U.K. Chief Rabbi Among Many Residents Barred From Barnet Poll

Boris Johnson and Zac Goldsmith
London Mayor Boris Johnson and Conservative Party candidate for Mayor of London Zac Goldsmith, Britain May 3, 2016. Some voters in the mayoral election have been unable to cast their ballots. Hannah McKay/Reuters

Politicians threatened legal action after many residents in a North London borough were prevented from voting in local elections on Thursday.

Voters in Barnet were turned away from polling stations because their names were missing from lists. New registers have now been delivered and the council has apologized and said people affected should come back.

There are 236,196 people registered to vote in Barnet but the council could not confirm how many were affected.

It said those denied a vote may be able to use emergency proxy votes if they submitted a countersigned form by 5 p.m. Londoners are voting for a new mayor and to choose candidates for the London Assembly, which holds the mayor to account.

Barry Rawlings, Labour group leader on Barnet Council, said he would be pushing for legal action, according to local media.

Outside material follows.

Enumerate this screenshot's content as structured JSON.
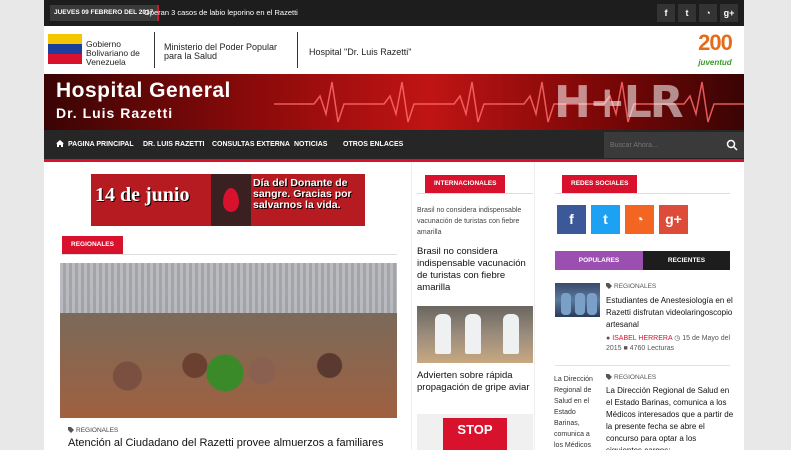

Labour MPs David Lammy and John Mann were among those to condemn the disruption.

Those barred from voting included Britain's Chief Rabbi Ephraim Mirvis, who had hoped to cast his ballot early before catching a plan to Amsterdam.

Here's some of what Twitter had to say:

But others had a more cheerful take, finding a way to link the disaster to a fairly good Donald Trump joke:

U.K. Chief Rabbi Among Many Residents Barred From Barnet Poll | World